We spent two nights in Valparaiso, walking around town and looking at all the cool graffiti (some had been cleaned since out last visit – La Ganja es una Deidad no more unfortunately…) and riding the funky funicular lifts. Next we headed to Pichilemu – Chile’s surf capital – and signed up for some lessons at a surf lodge outside town. Matteo had already mastered the art in New Zealand, but me and Edel took a lesson with a real long-haired surfer-dude who thought everything was “epic”.
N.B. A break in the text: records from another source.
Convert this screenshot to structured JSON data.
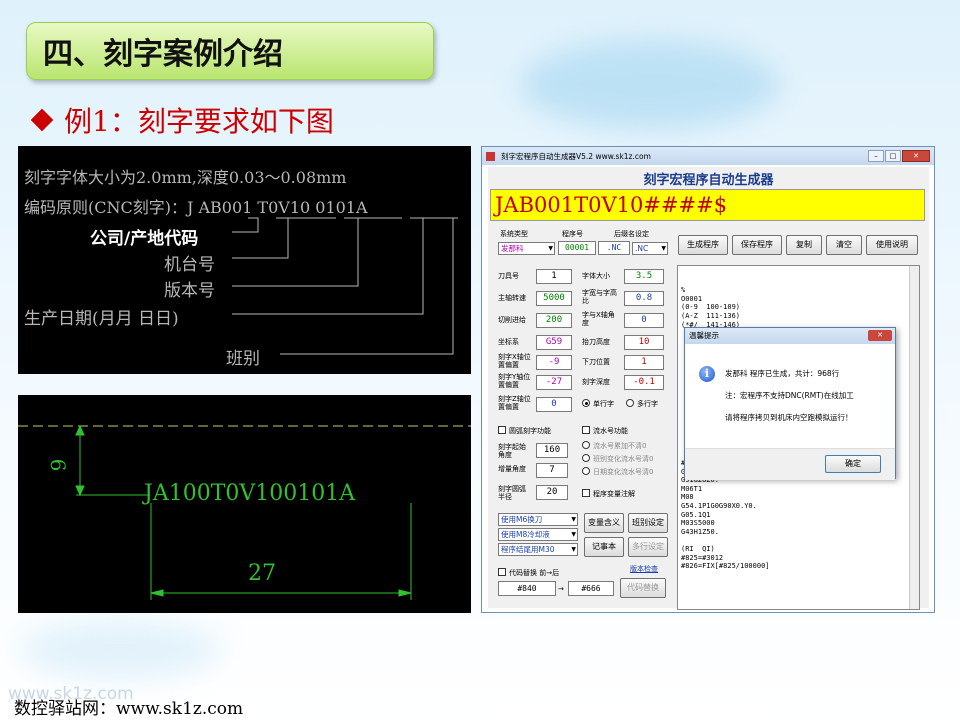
{
  "slide": {
    "title": "四、刻字案例介绍",
    "example_heading": "例1：刻字要求如下图",
    "footer": "数控驿站网：www.sk1z.com",
    "watermark": "www.sk1z.com"
  },
  "figure1": {
    "requirement": "刻字字体大小为2.0mm,深度0.03～0.08mm",
    "code_rule": "编码原则(CNC刻字)：J  AB001  T0V10  0101A",
    "labels": [
      "公司/产地代码",
      "机台号",
      "版本号",
      "生产日期(月月  日日)",
      "班别"
    ]
  },
  "figure2": {
    "text": "JA100T0V100101A",
    "dim_height": "9",
    "dim_width": "27"
  },
  "app": {
    "window_title": "刻字宏程序自动生成器V5.2    www.sk1z.com",
    "heading": "刻字宏程序自动生成器",
    "code_display": "JAB001T0V10####$",
    "header_labels": {
      "system": "系统类型",
      "program_no": "程序号",
      "suffix": "后缀名设定"
    },
    "system_select": "发那科",
    "program_no": "00001",
    "suffix1": ".NC",
    "suffix2": ".NC",
    "buttons": {
      "generate": "生成程序",
      "save": "保存程序",
      "copy": "复制",
      "clear": "清空",
      "help": "使用说明",
      "var_meaning": "变量含义",
      "shift_setting": "班别设定",
      "notepad": "记事本",
      "multiline_setting": "多行设定",
      "replace": "代码替换"
    },
    "fields": [
      {
        "label": "刀具号",
        "value": "1",
        "color": "#000000"
      },
      {
        "label": "主轴转速",
        "value": "5000",
        "color": "#008000"
      },
      {
        "label": "切削进给",
        "value": "200",
        "color": "#008000"
      },
      {
        "label": "坐标系",
        "value": "G59",
        "color": "#b000b0"
      },
      {
        "label": "刻字X轴位置偏置",
        "value": "-9",
        "color": "#b000b0"
      },
      {
        "label": "刻字Y轴位置偏置",
        "value": "-27",
        "color": "#b000b0"
      },
      {
        "label": "刻字Z轴位置偏置",
        "value": "0",
        "color": "#1a40b0"
      }
    ],
    "fields_right": [
      {
        "label": "字体大小",
        "value": "3.5",
        "color": "#008000"
      },
      {
        "label": "字宽与字高比",
        "value": "0.8",
        "color": "#1a40b0"
      },
      {
        "label": "字与X轴角度",
        "value": "0",
        "color": "#1a40b0"
      },
      {
        "label": "抬刀高度",
        "value": "10",
        "color": "#c00000"
      },
      {
        "label": "下刀位置",
        "value": "1",
        "color": "#c00000"
      },
      {
        "label": "刻字深度",
        "value": "-0.1",
        "color": "#c00000"
      }
    ],
    "radio_single": "单行字",
    "radio_multi": "多行字",
    "arc_check": "圆弧刻字功能",
    "arc_start_label": "刻字起始角度",
    "arc_start_value": "160",
    "arc_incr_label": "增量角度",
    "arc_incr_value": "7",
    "arc_radius_label": "刻字圆弧半径",
    "arc_radius_value": "20",
    "serial_check": "流水号功能",
    "serial_opts": [
      "流水号累加不清0",
      "班别变化流水号清0",
      "日期变化流水号清0"
    ],
    "var_note_check": "程序变量注解",
    "dropdowns": [
      "使用M6换刀",
      "使用M8冷却液",
      "程序结尾用M30"
    ],
    "replace_check": "代码替换 前→后",
    "version_link": "版本检查",
    "replace_from": "#840",
    "replace_to": "#666",
    "code_lines_top": [
      "%",
      "O0001",
      "(0-9  100-109)",
      "(A-Z  111-136)",
      "(*#/  141-146)"
    ],
    "code_lines_bottom": [
      "#8=31M(#860)=#5043+#8=G5",
      "G40G80G49G69G17",
      "G91G28Z0.",
      "M06T1",
      "M08",
      "G54.1P1G0G90X0.Y0.",
      "G05.1Q1",
      "M03S5000",
      "G43H1Z50.",
      "",
      "(RI  QI)",
      "#825=#3012",
      "#826=FIX[#825/100000]"
    ]
  },
  "dialog": {
    "title": "温馨提示",
    "line1": "发那科 程序已生成，共计：968行",
    "line2": "注：宏程序不支持DNC(RMT)在线加工",
    "line3": "请将程序拷贝到机床内空跑模拟运行！",
    "ok": "确定"
  }
}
This beach was a bit less beginner-friendly than the one Matteo had surfed in New Zealand, but he still managed to stand up on the board unlike us. There were crazy waves running out from the beach to meet the real waves in a big splash, and currents dragging you along as you fight the waves trying to get back out. The hardest part was just getting far enough out to even get to try – my routine would be something like this: struggle for half an hour to paddle out, big waves beating me in the face, get tipped over and go under, swallow some water, get a bruise from someone else’s board, and find myself all the way back at the beach again without even having tried to catch a wave! Did get to catch a few waves eventually, body-boarding along the whole way to the shore with the wave breaking underneath me, but didn’t get as far as standing up on my feet. Just as often the wave would just pass by below without taking me along, completely ignoring all my frantic paddling.
I had probably swallowed a gallon of sea water at the end, with another gallon lodged in my sinuses (exiting gracefully through the nose in large quantities whenever I’d tilt my head…). Still fun though, but awfully hard work. Like snowboarding if you had to climb the whole mountain between each run instead of taking the lift… We went back a second day, and I managed to surf standing on my knees at least. Then I paddled out a bit too far “too catch that perfect wave” and the current caught me and dragged me some kilometer down along the beach. I was paddling until I was blue in the face but couldn’t quite tell if I was getting closer to or further away from the beach… Once I finally got back we decided to call it for the day. Me and Edel would fly to Bogota after this, but I looked in no shape to cross borders…three day stubble I didn’t want to shave due to a bad sunburn, blood-shot eyes from the waves beating me in the face – looking in the mirror even I would think I was smuggling! Then again, who ever heard of anyone smuggling drugs in to Colombia?
Stayed out of the water and sun the last day, then went in to town for leaving drinks with Matteo. Slept most of the bus to Santiago the next day, as well as the flight to Buenos Aires, the nine hour airport stopover, and the flight to Bogota…